***** Extracted entries

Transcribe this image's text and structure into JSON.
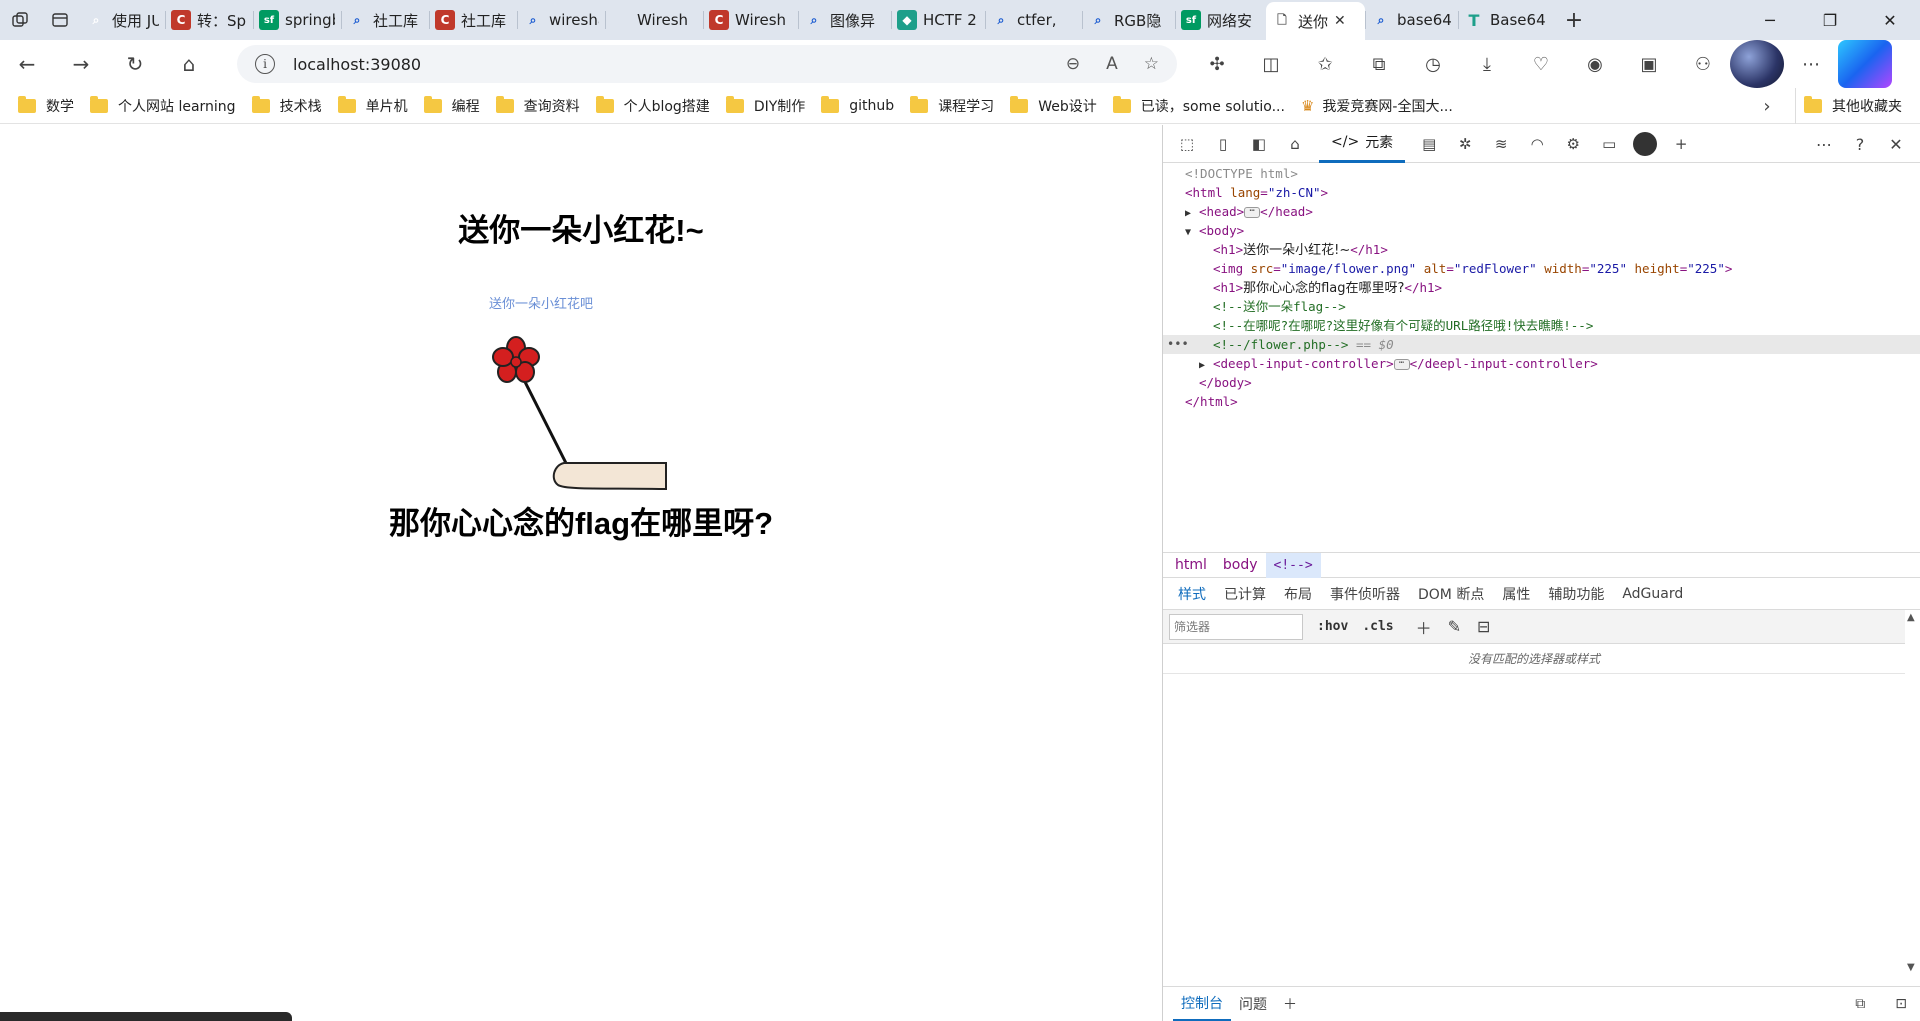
{
  "tabs": [
    {
      "title": "使用 JU",
      "fav": "search",
      "color": "#1a5bd1"
    },
    {
      "title": "转：Sp",
      "fav": "C",
      "color": "#c0392b"
    },
    {
      "title": "springb",
      "fav": "sf",
      "color": "#009a61"
    },
    {
      "title": "社工库",
      "fav": "search",
      "color": "#1a5bd1"
    },
    {
      "title": "社工库",
      "fav": "C",
      "color": "#c0392b"
    },
    {
      "title": "wiresha",
      "fav": "search",
      "color": "#1a5bd1"
    },
    {
      "title": "Wiresh",
      "fav": "blank",
      "color": "#777777"
    },
    {
      "title": "Wiresh",
      "fav": "C",
      "color": "#c0392b"
    },
    {
      "title": "图像异",
      "fav": "search",
      "color": "#1a5bd1"
    },
    {
      "title": "HCTF 2",
      "fav": "hex",
      "color": "#1d9f8a"
    },
    {
      "title": "ctfer, ",
      "fav": "search",
      "color": "#1a5bd1"
    },
    {
      "title": "RGB隐",
      "fav": "search",
      "color": "#1a5bd1"
    },
    {
      "title": "网络安",
      "fav": "sf",
      "color": "#009a61"
    },
    {
      "title": "送你",
      "fav": "page",
      "color": "#555555",
      "active": true
    },
    {
      "title": "base64",
      "fav": "search",
      "color": "#1a5bd1"
    },
    {
      "title": "Base64",
      "fav": "T",
      "color": "#1d9f8a"
    }
  ],
  "address": {
    "url": "localhost:39080"
  },
  "bookmarks": [
    "数学",
    "个人网站 learning",
    "技术栈",
    "单片机",
    "编程",
    "查询资料",
    "个人blog搭建",
    "DIY制作",
    "github",
    "课程学习",
    "Web设计",
    "已读，some solutio...",
    "我爱竞赛网-全国大..."
  ],
  "bookmarks_other": "其他收藏夹",
  "page": {
    "h1_top": "送你一朵小红花!~",
    "img_caption": "送你一朵小红花吧",
    "h1_bottom": "那你心心念的flag在哪里呀?"
  },
  "devtools": {
    "elements_tab": "元素",
    "dom": {
      "doctype": "<!DOCTYPE html>",
      "html_lang_attr": "lang",
      "html_lang_val": "\"zh-CN\"",
      "head": "head",
      "body": "body",
      "h1_1_text": "送你一朵小红花!~",
      "img_src": "\"image/flower.png\"",
      "img_alt": "\"redFlower\"",
      "img_width": "\"225\"",
      "img_height": "\"225\"",
      "h1_2_text": "那你心心念的flag在哪里呀?",
      "comment1": "<!--送你一朵flag-->",
      "comment2": "<!--在哪呢?在哪呢?这里好像有个可疑的URL路径哦!快去瞧瞧!-->",
      "comment3": "<!--/flower.php-->",
      "eq0": "== $0",
      "deepl": "deepl-input-controller"
    },
    "crumbs": [
      "html",
      "body",
      "<!-->"
    ],
    "style_tabs": [
      "样式",
      "已计算",
      "布局",
      "事件侦听器",
      "DOM 断点",
      "属性",
      "辅助功能",
      "AdGuard"
    ],
    "filter_placeholder": "筛选器",
    "hov": ":hov",
    "cls": ".cls",
    "no_match": "没有匹配的选择器或样式",
    "drawer_tabs": [
      "控制台",
      "问题"
    ]
  }
}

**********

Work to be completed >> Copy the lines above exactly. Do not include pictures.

Exercise response >>
Transcribe this image's text and structure into JSON.
{
  "tabs": [
    {
      "title": "使用 JU",
      "fav": "search",
      "color": "#1a5bd1"
    },
    {
      "title": "转：Sp",
      "fav": "C",
      "color": "#c0392b"
    },
    {
      "title": "springb",
      "fav": "sf",
      "color": "#009a61"
    },
    {
      "title": "社工库",
      "fav": "search",
      "color": "#1a5bd1"
    },
    {
      "title": "社工库",
      "fav": "C",
      "color": "#c0392b"
    },
    {
      "title": "wiresha",
      "fav": "search",
      "color": "#1a5bd1"
    },
    {
      "title": "Wiresh",
      "fav": "blank",
      "color": "#777777"
    },
    {
      "title": "Wiresh",
      "fav": "C",
      "color": "#c0392b"
    },
    {
      "title": "图像异",
      "fav": "search",
      "color": "#1a5bd1"
    },
    {
      "title": "HCTF 2",
      "fav": "hex",
      "color": "#1d9f8a"
    },
    {
      "title": "ctfer, ",
      "fav": "search",
      "color": "#1a5bd1"
    },
    {
      "title": "RGB隐",
      "fav": "search",
      "color": "#1a5bd1"
    },
    {
      "title": "网络安",
      "fav": "sf",
      "color": "#009a61"
    },
    {
      "title": "送你",
      "fav": "page",
      "color": "#555555",
      "active": true
    },
    {
      "title": "base64",
      "fav": "search",
      "color": "#1a5bd1"
    },
    {
      "title": "Base64",
      "fav": "T",
      "color": "#1d9f8a"
    }
  ],
  "address": {
    "url": "localhost:39080"
  },
  "bookmarks": [
    "数学",
    "个人网站 learning",
    "技术栈",
    "单片机",
    "编程",
    "查询资料",
    "个人blog搭建",
    "DIY制作",
    "github",
    "课程学习",
    "Web设计",
    "已读，some solutio...",
    "我爱竞赛网-全国大..."
  ],
  "bookmarks_other": "其他收藏夹",
  "page": {
    "h1_top": "送你一朵小红花!~",
    "img_caption": "送你一朵小红花吧",
    "h1_bottom": "那你心心念的flag在哪里呀?"
  },
  "devtools": {
    "elements_tab": "元素",
    "dom": {
      "doctype": "<!DOCTYPE html>",
      "html_lang_attr": "lang",
      "html_lang_val": "\"zh-CN\"",
      "head": "head",
      "body": "body",
      "h1_1_text": "送你一朵小红花!~",
      "img_src": "\"image/flower.png\"",
      "img_alt": "\"redFlower\"",
      "img_width": "\"225\"",
      "img_height": "\"225\"",
      "h1_2_text": "那你心心念的flag在哪里呀?",
      "comment1": "<!--送你一朵flag-->",
      "comment2": "<!--在哪呢?在哪呢?这里好像有个可疑的URL路径哦!快去瞧瞧!-->",
      "comment3": "<!--/flower.php-->",
      "eq0": "== $0",
      "deepl": "deepl-input-controller"
    },
    "crumbs": [
      "html",
      "body",
      "<!-->"
    ],
    "style_tabs": [
      "样式",
      "已计算",
      "布局",
      "事件侦听器",
      "DOM 断点",
      "属性",
      "辅助功能",
      "AdGuard"
    ],
    "filter_placeholder": "筛选器",
    "hov": ":hov",
    "cls": ".cls",
    "no_match": "没有匹配的选择器或样式",
    "drawer_tabs": [
      "控制台",
      "问题"
    ]
  }
}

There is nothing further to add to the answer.